= What you will do =
Search the listing for "configurações" and copy every line where it appears.

= Provided material =
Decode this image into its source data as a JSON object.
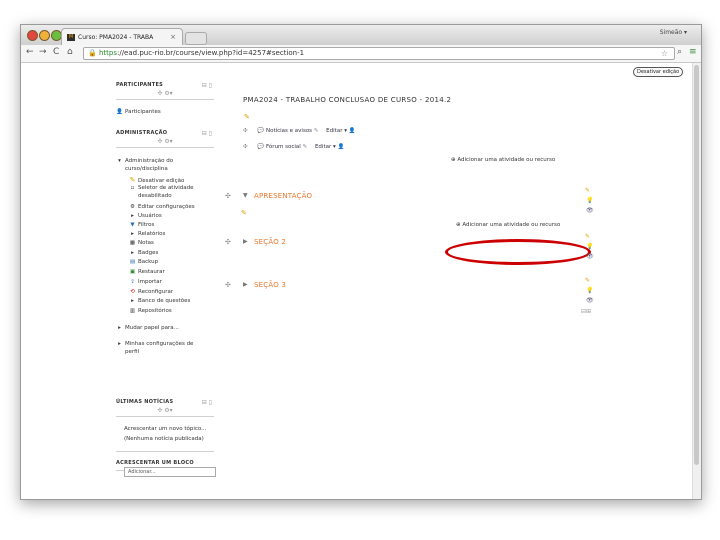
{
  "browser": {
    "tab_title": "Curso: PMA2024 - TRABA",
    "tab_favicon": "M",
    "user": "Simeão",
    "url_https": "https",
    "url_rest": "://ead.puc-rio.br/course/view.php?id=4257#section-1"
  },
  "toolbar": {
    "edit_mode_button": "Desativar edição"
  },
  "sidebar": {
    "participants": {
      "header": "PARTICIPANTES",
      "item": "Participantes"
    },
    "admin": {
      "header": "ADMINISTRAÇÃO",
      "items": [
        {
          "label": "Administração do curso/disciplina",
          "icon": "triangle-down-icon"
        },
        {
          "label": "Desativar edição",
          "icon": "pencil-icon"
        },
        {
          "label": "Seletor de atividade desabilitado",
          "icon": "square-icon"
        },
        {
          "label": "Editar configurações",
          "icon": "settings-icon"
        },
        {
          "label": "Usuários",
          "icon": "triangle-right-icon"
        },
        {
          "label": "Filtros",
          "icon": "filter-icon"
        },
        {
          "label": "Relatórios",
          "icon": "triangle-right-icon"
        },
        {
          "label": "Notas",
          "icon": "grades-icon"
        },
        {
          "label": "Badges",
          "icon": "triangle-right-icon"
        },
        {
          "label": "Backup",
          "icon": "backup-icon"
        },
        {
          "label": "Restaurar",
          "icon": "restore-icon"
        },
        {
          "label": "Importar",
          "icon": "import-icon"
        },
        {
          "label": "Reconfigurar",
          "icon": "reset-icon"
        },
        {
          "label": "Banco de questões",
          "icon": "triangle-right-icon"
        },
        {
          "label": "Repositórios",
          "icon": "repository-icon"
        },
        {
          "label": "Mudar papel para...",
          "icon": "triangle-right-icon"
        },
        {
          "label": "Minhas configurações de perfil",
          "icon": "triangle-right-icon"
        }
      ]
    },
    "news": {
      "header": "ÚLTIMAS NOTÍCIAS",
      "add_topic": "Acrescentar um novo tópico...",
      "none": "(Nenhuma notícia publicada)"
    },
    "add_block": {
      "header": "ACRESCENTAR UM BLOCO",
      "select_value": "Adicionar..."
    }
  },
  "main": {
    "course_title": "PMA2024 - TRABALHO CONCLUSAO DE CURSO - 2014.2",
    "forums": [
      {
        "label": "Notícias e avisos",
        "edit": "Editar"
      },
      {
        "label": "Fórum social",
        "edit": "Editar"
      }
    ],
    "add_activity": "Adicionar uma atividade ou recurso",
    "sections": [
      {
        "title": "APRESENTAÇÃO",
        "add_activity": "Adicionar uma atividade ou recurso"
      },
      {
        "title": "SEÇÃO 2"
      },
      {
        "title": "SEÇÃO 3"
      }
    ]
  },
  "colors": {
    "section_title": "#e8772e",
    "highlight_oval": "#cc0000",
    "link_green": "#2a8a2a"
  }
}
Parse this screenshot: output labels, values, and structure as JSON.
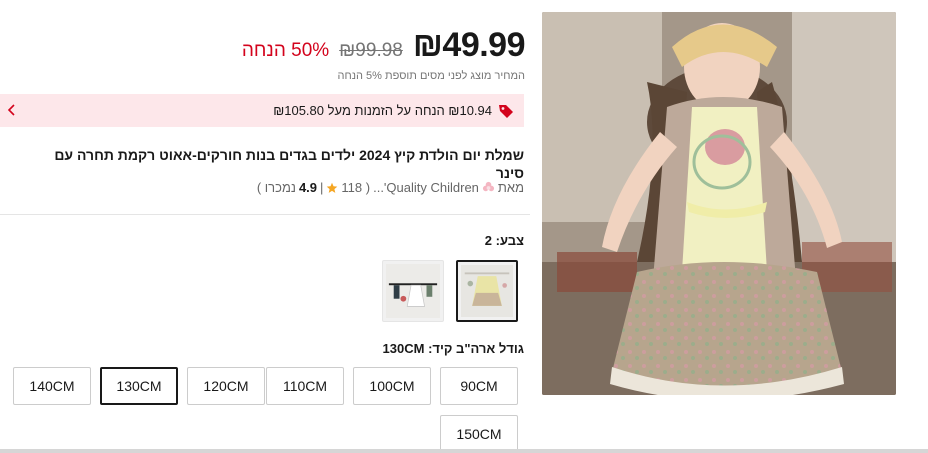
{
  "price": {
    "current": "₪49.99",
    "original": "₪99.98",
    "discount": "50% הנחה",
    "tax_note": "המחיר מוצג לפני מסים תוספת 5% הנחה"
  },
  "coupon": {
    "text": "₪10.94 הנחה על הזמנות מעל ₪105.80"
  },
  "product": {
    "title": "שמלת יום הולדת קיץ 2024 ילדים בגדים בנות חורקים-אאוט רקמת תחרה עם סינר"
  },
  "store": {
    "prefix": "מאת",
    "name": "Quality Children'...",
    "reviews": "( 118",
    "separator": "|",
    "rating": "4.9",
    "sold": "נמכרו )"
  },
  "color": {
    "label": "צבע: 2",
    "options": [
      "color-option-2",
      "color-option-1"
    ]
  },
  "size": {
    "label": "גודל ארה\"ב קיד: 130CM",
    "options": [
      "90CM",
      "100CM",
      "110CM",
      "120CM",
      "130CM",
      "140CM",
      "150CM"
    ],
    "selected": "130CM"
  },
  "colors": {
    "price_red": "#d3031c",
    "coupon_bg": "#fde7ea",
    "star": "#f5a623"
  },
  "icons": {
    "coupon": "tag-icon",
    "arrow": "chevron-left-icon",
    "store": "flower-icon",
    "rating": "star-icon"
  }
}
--
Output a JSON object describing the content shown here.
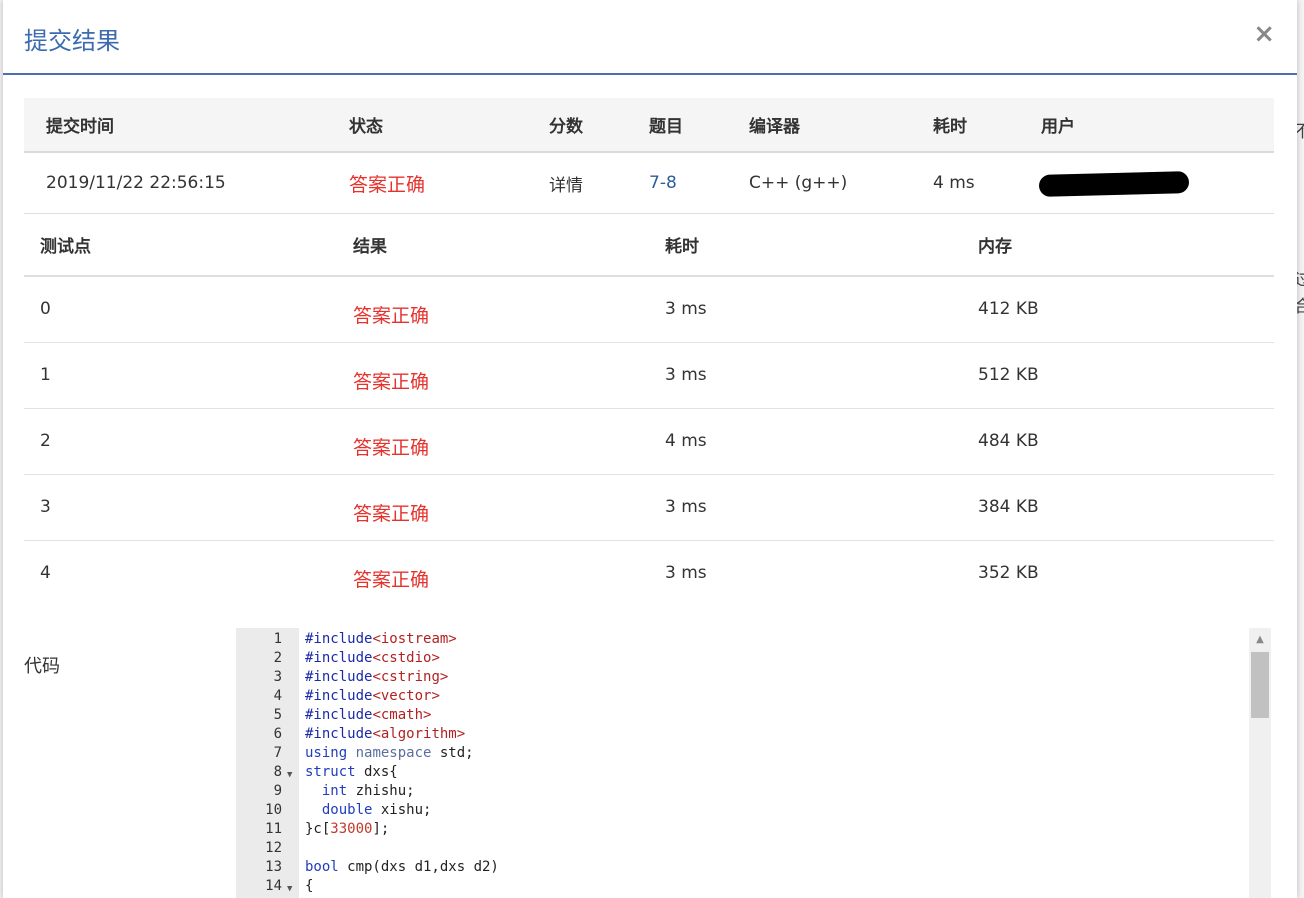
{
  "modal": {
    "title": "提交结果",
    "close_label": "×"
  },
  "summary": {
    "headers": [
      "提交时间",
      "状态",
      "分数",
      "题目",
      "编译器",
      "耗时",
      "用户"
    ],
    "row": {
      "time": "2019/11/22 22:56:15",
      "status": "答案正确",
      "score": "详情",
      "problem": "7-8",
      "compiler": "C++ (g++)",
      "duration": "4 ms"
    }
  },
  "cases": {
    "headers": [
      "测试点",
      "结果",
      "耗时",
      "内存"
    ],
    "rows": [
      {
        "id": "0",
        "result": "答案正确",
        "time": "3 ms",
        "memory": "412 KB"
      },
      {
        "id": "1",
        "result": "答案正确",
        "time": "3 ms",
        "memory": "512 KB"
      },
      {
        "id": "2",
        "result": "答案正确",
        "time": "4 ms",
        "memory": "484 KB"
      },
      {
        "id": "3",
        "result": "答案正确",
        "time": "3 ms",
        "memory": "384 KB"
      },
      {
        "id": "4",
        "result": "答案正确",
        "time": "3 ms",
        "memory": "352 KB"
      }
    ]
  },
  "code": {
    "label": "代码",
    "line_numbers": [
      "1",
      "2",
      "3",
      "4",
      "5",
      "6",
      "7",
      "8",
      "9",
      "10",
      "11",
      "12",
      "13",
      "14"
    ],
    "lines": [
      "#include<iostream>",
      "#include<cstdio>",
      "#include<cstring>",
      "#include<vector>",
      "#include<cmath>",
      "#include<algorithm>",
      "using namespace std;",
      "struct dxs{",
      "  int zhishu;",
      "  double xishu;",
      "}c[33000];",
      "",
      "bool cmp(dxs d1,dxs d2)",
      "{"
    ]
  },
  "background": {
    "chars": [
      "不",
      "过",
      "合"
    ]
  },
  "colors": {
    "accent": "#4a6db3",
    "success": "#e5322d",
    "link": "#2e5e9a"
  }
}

= Answer area =
          "label": "Editar configurações",
          "label": "Minhas configurações de perfil",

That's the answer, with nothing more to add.